Lines below that include the word "Program" should each be copied.

▶ [DATA SUPPLIED]
/---
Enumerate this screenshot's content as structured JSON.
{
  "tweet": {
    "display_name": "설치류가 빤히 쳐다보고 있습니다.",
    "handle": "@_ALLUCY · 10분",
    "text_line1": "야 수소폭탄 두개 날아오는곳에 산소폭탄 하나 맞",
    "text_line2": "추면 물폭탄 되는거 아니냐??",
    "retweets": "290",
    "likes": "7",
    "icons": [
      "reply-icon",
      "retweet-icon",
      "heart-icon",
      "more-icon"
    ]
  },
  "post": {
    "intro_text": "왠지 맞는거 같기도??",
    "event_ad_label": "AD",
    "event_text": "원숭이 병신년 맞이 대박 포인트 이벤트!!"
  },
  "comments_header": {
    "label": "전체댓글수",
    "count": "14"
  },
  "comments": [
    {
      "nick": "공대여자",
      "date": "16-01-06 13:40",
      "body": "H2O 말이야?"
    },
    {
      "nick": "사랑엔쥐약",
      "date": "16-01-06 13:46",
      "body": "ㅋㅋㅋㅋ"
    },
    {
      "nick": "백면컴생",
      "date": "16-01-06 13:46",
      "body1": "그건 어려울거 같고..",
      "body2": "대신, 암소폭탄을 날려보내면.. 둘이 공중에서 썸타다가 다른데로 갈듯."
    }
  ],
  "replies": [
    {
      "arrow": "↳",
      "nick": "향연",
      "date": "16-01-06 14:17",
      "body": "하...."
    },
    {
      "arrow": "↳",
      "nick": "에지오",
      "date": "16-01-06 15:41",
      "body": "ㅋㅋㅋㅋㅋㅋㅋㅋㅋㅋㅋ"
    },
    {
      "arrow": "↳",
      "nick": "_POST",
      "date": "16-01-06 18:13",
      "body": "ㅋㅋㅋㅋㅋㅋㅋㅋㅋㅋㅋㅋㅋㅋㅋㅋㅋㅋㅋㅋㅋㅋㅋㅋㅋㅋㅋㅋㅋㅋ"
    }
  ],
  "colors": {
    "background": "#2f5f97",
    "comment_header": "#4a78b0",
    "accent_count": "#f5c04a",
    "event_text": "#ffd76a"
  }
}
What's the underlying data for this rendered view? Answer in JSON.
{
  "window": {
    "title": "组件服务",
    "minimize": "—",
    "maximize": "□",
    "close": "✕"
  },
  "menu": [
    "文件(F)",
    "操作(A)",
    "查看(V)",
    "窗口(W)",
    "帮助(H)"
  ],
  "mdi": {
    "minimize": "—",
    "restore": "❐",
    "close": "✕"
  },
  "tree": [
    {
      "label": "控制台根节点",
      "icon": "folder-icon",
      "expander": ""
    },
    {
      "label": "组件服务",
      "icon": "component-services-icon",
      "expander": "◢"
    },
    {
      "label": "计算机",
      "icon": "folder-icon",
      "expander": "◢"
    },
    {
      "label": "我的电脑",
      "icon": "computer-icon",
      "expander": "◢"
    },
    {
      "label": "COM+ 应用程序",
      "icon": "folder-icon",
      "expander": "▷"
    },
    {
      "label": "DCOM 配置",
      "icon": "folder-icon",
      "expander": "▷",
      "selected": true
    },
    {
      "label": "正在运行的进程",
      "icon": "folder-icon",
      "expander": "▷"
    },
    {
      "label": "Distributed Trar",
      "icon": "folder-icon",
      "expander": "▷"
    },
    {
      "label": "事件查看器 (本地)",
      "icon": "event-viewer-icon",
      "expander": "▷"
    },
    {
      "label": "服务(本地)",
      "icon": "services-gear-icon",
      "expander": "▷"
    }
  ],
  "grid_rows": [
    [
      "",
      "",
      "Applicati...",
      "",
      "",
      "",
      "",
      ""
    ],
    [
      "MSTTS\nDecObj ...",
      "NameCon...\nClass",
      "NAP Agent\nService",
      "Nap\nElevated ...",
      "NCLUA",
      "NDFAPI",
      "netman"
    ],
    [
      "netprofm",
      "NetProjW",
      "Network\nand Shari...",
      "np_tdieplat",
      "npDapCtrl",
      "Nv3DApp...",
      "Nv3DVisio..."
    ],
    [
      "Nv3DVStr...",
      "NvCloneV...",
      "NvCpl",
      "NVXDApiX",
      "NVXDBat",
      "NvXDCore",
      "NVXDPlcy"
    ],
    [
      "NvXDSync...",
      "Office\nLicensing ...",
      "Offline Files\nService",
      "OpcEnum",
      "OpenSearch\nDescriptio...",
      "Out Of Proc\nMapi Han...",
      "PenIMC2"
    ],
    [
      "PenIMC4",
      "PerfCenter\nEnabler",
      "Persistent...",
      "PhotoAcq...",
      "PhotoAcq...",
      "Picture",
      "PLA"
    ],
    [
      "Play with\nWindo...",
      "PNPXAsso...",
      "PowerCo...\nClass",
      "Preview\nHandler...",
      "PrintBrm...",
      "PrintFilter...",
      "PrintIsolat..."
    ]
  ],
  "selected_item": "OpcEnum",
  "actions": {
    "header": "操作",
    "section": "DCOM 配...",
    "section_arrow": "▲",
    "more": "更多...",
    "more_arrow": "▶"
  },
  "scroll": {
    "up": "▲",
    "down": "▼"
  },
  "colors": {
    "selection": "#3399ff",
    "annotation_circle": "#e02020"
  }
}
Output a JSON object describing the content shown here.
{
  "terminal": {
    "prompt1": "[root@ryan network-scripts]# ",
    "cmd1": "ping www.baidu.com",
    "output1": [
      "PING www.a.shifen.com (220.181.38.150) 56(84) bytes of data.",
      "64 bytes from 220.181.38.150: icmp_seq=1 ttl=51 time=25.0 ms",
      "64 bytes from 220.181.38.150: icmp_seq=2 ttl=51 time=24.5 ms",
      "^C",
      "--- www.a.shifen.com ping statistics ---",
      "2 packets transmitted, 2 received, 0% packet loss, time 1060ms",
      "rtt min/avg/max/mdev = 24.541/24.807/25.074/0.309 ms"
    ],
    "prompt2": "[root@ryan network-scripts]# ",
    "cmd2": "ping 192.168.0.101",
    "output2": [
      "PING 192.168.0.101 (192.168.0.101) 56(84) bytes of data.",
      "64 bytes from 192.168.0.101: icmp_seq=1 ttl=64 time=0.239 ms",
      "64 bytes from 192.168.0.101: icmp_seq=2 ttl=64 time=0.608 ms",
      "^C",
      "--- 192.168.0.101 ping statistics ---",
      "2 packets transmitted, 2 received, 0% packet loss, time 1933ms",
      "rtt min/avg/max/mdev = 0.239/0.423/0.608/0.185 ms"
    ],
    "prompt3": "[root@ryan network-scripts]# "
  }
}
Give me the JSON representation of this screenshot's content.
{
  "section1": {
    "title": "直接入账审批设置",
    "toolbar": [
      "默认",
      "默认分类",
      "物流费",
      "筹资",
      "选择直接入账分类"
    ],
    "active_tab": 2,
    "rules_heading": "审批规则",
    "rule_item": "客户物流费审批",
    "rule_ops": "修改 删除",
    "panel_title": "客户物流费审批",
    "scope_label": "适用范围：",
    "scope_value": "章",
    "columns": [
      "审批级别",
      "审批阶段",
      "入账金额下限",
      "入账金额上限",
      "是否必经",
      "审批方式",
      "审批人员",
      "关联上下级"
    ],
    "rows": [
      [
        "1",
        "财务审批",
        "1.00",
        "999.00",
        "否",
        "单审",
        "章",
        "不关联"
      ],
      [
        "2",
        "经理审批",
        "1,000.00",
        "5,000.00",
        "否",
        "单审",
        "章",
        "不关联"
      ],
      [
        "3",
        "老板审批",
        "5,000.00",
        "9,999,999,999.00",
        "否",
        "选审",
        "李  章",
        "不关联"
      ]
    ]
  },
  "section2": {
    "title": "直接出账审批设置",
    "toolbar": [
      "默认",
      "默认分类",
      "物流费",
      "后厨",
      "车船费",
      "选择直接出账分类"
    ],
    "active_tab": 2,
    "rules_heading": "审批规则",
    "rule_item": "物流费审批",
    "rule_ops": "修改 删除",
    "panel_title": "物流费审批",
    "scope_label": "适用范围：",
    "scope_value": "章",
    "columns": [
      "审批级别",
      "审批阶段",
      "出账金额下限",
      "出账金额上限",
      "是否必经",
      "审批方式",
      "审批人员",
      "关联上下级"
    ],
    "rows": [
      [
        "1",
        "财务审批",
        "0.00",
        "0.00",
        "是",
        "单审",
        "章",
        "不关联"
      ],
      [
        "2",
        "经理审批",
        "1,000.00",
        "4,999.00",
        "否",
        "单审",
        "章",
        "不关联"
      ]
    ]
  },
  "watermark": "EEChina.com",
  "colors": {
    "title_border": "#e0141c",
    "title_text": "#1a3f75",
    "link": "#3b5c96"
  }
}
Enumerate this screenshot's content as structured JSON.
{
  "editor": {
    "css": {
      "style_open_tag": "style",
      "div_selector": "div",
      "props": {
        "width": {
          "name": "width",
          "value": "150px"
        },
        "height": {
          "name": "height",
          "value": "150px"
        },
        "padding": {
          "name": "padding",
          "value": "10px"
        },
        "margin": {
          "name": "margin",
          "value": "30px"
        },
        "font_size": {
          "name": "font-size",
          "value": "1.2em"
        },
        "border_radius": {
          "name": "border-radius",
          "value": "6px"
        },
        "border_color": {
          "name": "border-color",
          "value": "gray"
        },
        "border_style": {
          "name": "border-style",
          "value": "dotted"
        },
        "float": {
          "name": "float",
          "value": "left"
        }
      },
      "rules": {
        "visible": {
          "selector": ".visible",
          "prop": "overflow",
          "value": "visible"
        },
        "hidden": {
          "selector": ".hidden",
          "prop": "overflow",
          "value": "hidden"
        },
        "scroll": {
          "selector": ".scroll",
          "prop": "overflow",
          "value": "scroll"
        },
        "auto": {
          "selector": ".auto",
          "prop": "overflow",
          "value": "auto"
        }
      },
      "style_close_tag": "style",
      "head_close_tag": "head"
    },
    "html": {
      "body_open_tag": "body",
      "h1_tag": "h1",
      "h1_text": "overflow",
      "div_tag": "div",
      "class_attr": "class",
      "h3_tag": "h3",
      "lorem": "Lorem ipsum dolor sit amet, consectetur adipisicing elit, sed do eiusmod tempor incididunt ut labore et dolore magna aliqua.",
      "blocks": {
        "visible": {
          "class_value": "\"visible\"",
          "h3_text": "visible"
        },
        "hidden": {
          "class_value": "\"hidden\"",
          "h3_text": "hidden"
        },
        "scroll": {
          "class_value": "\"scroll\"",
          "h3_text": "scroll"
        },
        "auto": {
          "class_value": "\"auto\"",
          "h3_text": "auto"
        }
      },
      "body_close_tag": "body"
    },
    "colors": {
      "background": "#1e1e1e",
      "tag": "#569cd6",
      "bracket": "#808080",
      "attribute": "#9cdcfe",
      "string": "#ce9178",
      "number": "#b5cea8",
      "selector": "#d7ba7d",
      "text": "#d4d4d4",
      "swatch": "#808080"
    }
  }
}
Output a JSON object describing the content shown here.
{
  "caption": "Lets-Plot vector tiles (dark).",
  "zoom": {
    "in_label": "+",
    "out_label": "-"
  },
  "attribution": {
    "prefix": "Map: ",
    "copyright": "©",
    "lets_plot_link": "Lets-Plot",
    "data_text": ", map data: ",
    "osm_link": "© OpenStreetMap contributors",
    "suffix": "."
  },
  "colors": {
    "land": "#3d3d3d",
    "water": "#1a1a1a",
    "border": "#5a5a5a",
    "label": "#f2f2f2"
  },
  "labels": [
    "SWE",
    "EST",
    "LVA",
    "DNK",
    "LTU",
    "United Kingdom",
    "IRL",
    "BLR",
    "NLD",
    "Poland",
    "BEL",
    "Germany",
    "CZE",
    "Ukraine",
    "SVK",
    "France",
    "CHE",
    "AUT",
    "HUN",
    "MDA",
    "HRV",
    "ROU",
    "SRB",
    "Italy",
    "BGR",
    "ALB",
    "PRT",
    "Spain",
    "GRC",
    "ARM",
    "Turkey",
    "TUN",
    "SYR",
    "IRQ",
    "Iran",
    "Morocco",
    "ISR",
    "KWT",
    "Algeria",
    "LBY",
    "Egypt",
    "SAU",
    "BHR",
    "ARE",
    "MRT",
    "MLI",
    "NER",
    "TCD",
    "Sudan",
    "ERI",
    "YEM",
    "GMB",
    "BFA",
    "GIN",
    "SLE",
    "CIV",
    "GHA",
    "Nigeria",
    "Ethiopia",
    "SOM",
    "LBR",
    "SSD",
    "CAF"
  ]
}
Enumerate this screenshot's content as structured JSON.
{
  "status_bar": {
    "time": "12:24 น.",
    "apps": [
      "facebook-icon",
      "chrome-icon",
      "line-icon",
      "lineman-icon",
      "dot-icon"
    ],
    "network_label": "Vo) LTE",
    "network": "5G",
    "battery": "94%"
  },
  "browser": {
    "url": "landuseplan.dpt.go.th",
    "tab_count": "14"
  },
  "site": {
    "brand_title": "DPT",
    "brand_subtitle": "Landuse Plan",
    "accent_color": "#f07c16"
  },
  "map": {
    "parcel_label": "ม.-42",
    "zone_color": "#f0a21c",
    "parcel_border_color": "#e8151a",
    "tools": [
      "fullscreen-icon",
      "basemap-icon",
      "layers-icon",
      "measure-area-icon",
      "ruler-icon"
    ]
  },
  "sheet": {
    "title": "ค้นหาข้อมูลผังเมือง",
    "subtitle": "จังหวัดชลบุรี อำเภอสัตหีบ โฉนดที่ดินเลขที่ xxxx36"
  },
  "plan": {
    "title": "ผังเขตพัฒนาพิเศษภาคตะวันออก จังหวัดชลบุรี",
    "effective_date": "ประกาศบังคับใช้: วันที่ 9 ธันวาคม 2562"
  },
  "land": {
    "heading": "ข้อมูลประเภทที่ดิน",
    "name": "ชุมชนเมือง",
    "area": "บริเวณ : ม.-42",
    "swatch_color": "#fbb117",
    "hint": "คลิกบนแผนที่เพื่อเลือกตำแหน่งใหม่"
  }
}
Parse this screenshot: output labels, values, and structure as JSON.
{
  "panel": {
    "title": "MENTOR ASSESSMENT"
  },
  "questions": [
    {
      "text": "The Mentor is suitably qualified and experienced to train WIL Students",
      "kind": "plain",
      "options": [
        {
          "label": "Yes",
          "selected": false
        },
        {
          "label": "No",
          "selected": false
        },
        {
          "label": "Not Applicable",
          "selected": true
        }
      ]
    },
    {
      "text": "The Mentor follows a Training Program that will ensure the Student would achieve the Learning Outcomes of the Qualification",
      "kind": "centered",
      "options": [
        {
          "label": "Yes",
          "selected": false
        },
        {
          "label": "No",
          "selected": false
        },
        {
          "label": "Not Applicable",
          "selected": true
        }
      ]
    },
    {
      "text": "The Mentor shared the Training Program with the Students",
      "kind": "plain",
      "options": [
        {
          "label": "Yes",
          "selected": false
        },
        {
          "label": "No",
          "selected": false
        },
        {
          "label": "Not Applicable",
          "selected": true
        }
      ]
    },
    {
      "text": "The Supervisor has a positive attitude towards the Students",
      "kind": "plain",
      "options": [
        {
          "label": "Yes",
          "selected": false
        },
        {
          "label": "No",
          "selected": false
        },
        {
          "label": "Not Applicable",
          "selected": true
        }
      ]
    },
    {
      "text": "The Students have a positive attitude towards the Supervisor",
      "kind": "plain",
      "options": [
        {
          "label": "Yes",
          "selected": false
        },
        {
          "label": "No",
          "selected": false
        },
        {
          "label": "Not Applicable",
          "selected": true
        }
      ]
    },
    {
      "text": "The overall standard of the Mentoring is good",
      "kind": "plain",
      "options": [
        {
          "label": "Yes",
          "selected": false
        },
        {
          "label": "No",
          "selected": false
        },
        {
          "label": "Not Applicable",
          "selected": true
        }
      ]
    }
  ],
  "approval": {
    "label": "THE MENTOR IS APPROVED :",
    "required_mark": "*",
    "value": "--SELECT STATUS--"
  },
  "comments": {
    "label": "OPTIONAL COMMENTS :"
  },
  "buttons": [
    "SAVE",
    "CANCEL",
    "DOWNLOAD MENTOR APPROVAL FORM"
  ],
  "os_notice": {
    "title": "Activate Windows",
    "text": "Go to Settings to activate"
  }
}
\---
▶ [SOLUTION TO THIS EXERCISE]
      "text": "The Mentor follows a Training Program that will ensure the Student would achieve the Learning Outcomes of the Qualification",
      "text": "The Mentor shared the Training Program with the Students",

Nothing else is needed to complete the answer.